*EXERCISE DETAILS*:
Would you please write out each entry precisely as given?

(Interface dataset entries)
........
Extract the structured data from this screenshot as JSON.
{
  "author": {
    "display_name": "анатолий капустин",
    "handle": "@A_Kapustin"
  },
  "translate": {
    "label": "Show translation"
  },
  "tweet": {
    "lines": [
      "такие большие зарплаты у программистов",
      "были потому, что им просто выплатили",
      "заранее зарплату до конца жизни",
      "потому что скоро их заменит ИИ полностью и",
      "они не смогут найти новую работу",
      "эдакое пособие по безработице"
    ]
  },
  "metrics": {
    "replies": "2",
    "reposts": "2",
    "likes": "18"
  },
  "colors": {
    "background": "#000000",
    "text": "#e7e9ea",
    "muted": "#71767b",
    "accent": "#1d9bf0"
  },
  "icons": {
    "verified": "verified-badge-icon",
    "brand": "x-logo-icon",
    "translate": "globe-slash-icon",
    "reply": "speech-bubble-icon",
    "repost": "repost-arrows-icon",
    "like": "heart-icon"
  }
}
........
*OUTPUT OF THE EXERCISE*:
Extract the structured data from this screenshot as JSON.
{
  "author": {
    "display_name": "анатолий капустин",
    "handle": "@A_Kapustin"
  },
  "translate": {
    "label": "Show translation"
  },
  "tweet": {
    "lines": [
      "такие большие зарплаты у программистов",
      "были потому, что им просто выплатили",
      "заранее зарплату до конца жизни",
      "потому что скоро их заменит ИИ полностью и",
      "они не смогут найти новую работу",
      "эдакое пособие по безработице"
    ]
  },
  "metrics": {
    "replies": "2",
    "reposts": "2",
    "likes": "18"
  },
  "colors": {
    "background": "#000000",
    "text": "#e7e9ea",
    "muted": "#71767b",
    "accent": "#1d9bf0"
  },
  "icons": {
    "verified": "verified-badge-icon",
    "brand": "x-logo-icon",
    "translate": "globe-slash-icon",
    "reply": "speech-bubble-icon",
    "repost": "repost-arrows-icon",
    "like": "heart-icon"
  }
}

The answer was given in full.